>I know several people at Google just like that.
But OK, maybe the study actually offers good evidence that the author article missed?
From the HBR summary, the first study had ~100 engineering students fill out a questionnaire, do either a 15-minute guided meditation or stress relief video, and then either "list as many alternative uses for a brick as possible" or "list all the factors they would consider in designing a retaining wall for a river flood scenario". They found that self-reported mindfulness in the questionnaire was positively correlated with "the number and the originality of ideas that participants wrote down in the idea generation task and with the number of factors considered in the engineering design task".
In the second study, they looked at survey data from ~1400 and found that self-reported mindfulness is positively correlated with self-reported "confidence in one's ability to be innovative".
But neither of these things demonstrate that engineers are narrow-minded.

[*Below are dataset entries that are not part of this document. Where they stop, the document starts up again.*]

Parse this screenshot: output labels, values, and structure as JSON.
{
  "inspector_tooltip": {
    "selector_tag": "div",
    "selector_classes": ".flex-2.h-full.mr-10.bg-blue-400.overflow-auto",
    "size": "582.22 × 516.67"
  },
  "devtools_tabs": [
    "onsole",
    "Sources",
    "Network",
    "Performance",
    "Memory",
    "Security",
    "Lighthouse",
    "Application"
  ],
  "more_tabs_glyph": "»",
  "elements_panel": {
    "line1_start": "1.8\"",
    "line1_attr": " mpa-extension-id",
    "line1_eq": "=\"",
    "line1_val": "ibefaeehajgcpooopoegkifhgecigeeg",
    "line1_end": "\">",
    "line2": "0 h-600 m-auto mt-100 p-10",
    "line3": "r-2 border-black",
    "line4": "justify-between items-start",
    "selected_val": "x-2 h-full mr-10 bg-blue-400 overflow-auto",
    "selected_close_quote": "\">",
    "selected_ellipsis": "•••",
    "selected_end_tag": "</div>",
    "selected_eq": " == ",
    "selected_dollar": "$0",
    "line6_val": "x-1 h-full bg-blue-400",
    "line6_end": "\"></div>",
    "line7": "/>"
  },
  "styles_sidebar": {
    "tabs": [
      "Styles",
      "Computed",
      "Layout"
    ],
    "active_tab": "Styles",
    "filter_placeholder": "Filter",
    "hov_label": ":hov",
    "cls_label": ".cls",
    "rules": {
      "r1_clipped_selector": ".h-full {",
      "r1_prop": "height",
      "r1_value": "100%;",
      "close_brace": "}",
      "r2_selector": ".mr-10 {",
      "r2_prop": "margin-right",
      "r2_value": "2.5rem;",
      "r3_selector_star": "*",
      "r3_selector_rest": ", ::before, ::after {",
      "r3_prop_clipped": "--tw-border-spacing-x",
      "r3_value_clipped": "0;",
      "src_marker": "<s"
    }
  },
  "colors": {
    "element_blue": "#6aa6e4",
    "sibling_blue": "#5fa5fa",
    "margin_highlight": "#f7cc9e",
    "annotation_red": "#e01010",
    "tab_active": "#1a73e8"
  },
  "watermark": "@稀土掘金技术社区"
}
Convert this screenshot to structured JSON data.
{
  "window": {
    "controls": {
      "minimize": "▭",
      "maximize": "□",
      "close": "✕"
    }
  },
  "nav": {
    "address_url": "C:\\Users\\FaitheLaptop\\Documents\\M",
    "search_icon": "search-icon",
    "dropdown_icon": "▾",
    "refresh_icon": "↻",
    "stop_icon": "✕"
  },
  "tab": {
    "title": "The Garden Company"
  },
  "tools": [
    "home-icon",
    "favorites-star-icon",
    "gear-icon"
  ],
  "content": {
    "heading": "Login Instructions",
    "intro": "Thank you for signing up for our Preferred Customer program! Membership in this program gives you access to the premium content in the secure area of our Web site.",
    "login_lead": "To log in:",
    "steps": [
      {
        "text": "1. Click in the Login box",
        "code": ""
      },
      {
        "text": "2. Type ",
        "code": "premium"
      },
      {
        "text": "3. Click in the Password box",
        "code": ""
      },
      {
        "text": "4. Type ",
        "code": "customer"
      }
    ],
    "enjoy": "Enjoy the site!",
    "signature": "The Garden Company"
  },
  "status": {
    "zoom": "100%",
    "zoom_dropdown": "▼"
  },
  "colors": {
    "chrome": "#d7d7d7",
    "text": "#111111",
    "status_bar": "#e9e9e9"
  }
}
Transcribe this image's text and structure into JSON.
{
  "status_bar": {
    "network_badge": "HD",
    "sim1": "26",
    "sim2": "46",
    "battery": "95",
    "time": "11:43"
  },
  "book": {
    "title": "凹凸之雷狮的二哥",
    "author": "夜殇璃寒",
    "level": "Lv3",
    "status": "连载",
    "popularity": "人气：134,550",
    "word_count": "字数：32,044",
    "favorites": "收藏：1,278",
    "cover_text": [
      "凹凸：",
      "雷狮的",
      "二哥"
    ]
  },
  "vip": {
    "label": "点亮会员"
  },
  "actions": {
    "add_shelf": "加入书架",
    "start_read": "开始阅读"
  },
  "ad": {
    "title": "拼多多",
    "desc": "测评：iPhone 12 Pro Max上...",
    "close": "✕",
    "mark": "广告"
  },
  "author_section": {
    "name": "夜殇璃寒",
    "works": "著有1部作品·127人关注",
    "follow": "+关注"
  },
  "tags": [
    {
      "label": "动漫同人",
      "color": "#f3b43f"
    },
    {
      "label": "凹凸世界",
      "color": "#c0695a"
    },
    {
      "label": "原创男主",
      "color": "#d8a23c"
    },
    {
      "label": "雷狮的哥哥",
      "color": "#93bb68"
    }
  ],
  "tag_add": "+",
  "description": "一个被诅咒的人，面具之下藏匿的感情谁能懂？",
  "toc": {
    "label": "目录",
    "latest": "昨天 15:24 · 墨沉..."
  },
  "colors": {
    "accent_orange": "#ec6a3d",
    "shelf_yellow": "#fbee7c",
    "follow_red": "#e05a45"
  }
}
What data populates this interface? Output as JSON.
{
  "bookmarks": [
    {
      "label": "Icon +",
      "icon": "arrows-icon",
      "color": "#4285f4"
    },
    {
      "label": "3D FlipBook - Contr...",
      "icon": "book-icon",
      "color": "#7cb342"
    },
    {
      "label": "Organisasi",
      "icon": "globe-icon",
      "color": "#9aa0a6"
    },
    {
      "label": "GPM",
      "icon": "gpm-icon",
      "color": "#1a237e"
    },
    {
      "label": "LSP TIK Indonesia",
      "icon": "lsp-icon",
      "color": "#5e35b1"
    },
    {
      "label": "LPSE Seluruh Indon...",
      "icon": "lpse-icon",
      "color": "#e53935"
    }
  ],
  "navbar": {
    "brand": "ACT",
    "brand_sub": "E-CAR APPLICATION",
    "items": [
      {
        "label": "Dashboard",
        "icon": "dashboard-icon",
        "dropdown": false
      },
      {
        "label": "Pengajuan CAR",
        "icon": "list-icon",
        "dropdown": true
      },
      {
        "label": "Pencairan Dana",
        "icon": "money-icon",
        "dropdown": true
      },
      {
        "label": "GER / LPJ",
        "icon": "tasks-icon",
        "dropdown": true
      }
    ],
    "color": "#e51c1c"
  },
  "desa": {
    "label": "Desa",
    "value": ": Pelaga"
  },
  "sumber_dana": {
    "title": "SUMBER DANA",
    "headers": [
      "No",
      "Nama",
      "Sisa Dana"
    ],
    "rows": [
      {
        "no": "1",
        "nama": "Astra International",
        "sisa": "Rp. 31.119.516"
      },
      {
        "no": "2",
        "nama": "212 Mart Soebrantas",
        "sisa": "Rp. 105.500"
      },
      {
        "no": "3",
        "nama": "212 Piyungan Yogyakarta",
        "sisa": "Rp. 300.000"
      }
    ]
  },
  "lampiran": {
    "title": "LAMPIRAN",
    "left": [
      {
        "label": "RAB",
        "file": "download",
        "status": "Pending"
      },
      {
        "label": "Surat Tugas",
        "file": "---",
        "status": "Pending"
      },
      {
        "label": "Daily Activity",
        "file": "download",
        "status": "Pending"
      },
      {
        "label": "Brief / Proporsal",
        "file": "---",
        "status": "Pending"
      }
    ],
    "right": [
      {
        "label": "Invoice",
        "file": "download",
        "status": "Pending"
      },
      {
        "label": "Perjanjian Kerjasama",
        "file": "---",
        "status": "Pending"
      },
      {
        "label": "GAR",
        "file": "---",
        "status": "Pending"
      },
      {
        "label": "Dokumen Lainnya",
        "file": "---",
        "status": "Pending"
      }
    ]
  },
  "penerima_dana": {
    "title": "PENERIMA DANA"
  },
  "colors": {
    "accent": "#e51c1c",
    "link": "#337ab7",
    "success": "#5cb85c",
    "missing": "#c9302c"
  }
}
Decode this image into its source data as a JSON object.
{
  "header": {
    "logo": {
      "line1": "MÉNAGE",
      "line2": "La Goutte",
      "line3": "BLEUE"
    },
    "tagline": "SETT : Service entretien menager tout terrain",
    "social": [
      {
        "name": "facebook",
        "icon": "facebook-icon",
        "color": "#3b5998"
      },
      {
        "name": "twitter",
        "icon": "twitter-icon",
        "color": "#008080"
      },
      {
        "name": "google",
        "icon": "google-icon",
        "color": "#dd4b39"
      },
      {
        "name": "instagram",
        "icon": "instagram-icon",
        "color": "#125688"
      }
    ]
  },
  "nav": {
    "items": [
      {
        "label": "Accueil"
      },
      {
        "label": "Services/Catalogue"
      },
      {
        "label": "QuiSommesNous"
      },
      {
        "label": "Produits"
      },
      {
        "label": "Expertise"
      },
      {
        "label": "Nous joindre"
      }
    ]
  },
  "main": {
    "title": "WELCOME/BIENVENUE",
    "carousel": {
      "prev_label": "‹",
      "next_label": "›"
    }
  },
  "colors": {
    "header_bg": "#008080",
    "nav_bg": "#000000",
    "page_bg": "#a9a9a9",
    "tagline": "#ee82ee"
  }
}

They don't even demonstrate that mindfulness meaningfully affects creativity. They just suggest that self-reported mindfulness is positively correlated with producing ideas for a small toy task and confidence that one is creative.
It's a big jump from those conclusions to "mindfulness should help engineers be more creative". And then it's an enormous jump from that to "engineers are narrow-minded".